• Task requirements:
Give the total of lines holding the word "handle" in the records below, and nothing else.

Start of Source material

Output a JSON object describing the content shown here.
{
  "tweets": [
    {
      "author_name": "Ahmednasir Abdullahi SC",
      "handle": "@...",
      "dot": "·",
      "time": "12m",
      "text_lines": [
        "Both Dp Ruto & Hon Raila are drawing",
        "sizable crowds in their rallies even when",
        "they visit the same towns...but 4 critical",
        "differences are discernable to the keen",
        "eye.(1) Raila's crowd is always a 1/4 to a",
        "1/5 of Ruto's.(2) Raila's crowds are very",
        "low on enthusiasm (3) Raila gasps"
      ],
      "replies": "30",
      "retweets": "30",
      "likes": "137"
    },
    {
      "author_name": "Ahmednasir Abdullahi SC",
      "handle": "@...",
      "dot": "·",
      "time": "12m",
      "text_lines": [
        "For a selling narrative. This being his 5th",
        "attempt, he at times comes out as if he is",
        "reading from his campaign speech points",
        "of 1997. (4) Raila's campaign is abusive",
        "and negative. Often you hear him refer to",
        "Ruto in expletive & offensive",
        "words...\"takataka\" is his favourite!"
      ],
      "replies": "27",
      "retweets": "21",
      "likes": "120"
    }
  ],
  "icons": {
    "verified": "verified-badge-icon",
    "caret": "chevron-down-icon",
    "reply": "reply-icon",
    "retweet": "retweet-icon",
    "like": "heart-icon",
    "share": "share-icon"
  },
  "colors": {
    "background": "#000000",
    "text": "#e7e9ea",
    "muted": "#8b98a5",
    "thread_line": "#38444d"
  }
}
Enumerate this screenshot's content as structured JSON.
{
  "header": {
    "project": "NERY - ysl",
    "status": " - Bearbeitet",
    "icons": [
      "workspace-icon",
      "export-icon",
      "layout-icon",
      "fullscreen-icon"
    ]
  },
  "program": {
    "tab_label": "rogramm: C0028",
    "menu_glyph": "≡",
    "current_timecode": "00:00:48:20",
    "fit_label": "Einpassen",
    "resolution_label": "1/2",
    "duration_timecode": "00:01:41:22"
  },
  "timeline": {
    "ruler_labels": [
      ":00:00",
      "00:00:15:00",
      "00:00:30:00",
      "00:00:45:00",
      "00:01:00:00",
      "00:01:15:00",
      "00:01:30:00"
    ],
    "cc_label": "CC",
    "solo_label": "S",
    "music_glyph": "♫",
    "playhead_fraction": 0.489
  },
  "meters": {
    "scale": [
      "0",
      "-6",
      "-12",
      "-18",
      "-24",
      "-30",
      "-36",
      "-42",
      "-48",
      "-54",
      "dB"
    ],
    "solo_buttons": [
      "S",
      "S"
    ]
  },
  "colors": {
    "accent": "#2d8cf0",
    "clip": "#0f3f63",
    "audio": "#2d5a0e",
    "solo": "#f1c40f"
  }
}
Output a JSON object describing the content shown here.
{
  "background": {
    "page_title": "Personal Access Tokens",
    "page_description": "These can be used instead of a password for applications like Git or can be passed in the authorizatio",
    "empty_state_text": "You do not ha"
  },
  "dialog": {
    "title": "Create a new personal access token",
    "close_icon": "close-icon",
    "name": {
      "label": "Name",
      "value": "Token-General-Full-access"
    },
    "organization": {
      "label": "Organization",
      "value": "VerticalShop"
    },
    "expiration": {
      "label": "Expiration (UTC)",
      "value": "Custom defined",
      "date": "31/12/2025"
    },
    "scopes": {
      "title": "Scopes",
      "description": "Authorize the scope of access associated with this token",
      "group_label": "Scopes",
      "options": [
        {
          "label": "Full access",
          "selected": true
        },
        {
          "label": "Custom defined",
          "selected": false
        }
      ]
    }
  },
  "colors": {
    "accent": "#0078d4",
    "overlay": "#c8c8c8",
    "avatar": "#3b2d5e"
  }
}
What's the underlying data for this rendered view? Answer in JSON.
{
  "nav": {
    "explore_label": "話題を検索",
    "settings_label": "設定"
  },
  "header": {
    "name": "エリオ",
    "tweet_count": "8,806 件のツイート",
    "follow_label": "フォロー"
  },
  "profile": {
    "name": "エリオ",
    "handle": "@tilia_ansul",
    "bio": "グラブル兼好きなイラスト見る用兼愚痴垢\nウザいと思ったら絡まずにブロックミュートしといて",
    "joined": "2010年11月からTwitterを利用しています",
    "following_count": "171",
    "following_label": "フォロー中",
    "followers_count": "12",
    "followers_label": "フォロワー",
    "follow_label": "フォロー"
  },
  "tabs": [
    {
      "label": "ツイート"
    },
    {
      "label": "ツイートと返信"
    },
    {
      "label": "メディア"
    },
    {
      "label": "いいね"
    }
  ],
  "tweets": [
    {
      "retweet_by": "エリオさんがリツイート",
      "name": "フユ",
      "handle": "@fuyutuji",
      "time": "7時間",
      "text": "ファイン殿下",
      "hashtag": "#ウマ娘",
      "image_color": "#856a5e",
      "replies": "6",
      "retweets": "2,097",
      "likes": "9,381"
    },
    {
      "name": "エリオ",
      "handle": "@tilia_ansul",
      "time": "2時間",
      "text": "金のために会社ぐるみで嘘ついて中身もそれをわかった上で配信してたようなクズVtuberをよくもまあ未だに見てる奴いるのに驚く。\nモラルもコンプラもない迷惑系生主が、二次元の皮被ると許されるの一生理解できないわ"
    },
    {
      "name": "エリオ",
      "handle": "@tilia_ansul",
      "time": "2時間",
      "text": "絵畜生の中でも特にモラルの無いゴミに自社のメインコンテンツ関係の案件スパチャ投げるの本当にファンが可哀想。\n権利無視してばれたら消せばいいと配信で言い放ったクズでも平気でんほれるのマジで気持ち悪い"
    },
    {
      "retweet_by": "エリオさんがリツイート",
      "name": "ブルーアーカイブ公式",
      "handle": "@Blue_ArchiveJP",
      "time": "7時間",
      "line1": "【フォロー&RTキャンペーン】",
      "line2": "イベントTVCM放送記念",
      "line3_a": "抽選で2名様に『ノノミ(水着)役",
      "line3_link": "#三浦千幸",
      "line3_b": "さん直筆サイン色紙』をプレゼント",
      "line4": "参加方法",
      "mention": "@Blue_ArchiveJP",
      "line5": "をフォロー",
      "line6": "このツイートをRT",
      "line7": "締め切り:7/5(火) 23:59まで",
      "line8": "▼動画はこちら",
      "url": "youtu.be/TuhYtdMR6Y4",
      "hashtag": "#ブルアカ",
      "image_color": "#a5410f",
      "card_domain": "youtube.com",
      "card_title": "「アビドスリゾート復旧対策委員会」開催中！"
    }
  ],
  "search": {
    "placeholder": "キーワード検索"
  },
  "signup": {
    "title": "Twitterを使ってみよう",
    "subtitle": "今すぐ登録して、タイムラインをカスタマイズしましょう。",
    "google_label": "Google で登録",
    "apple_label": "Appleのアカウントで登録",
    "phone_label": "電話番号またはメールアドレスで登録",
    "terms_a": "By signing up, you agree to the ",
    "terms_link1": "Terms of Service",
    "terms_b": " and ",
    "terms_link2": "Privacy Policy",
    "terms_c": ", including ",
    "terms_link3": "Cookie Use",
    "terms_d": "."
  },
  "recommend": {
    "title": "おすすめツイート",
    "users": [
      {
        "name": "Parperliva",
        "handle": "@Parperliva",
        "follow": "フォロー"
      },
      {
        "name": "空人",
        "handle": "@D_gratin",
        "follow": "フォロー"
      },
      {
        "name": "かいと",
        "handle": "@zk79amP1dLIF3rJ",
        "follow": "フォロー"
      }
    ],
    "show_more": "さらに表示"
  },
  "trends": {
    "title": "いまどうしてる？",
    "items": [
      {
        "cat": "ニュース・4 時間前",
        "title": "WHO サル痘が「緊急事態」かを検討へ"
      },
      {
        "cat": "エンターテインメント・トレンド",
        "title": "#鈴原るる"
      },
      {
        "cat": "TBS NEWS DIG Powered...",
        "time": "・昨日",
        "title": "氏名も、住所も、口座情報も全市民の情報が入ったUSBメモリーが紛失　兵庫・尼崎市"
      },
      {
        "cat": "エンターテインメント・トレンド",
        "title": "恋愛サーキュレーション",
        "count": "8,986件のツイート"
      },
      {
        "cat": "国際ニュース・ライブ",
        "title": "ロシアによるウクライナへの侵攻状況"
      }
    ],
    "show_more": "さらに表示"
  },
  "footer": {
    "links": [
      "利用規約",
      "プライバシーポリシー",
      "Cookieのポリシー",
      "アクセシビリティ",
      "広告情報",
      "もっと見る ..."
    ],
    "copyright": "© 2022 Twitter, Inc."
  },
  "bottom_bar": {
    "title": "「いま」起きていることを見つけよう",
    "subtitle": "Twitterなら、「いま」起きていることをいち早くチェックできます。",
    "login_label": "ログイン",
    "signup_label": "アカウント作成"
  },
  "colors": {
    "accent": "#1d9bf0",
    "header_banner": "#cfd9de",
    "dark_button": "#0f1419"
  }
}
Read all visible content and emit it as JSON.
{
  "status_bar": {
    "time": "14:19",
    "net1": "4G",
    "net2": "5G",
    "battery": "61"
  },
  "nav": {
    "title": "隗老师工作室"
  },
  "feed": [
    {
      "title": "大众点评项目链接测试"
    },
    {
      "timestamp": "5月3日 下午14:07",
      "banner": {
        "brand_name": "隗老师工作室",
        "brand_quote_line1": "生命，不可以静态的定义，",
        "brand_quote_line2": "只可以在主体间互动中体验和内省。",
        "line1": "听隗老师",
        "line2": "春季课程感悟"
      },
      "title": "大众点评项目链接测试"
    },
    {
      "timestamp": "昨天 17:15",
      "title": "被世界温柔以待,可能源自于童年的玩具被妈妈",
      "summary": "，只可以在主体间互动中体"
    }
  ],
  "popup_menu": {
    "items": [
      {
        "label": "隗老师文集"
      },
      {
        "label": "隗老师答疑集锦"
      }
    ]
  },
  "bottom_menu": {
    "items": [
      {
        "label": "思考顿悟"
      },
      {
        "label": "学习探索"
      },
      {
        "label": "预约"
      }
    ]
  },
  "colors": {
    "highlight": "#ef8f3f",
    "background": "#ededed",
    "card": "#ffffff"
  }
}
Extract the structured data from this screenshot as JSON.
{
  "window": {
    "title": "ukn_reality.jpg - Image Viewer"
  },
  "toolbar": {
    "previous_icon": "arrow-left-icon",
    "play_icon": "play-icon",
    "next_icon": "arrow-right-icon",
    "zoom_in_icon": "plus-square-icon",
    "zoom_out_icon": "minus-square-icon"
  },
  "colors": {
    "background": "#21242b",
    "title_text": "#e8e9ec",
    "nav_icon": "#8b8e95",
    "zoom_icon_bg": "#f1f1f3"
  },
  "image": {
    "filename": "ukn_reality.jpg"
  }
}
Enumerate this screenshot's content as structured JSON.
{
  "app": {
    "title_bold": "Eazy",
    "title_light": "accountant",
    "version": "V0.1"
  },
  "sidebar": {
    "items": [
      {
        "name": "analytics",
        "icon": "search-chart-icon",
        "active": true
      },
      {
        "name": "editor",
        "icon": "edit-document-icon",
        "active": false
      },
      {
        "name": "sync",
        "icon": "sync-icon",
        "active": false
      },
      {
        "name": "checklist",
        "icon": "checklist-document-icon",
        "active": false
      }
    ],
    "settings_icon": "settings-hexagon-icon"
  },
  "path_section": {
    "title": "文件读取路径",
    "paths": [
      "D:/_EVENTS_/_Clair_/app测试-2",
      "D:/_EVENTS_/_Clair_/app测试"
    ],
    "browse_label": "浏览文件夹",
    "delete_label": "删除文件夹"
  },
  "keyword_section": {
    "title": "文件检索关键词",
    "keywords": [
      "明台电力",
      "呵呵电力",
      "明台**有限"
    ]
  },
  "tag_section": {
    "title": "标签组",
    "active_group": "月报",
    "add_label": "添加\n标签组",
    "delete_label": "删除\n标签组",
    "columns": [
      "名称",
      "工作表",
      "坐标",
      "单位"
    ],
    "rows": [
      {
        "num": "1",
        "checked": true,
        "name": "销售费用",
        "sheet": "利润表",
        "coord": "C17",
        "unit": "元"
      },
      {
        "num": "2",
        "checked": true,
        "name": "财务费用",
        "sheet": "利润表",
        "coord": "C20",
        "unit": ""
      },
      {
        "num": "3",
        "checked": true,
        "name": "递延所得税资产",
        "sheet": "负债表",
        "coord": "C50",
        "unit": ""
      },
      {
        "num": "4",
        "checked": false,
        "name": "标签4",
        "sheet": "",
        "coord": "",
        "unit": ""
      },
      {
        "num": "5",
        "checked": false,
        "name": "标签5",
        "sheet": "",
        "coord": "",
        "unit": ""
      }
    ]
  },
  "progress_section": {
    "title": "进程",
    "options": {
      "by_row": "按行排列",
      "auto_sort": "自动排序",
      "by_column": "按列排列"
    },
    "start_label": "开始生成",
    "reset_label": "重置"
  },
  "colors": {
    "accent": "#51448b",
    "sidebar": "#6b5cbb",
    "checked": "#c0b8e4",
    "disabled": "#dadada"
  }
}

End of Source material

• Reply:
10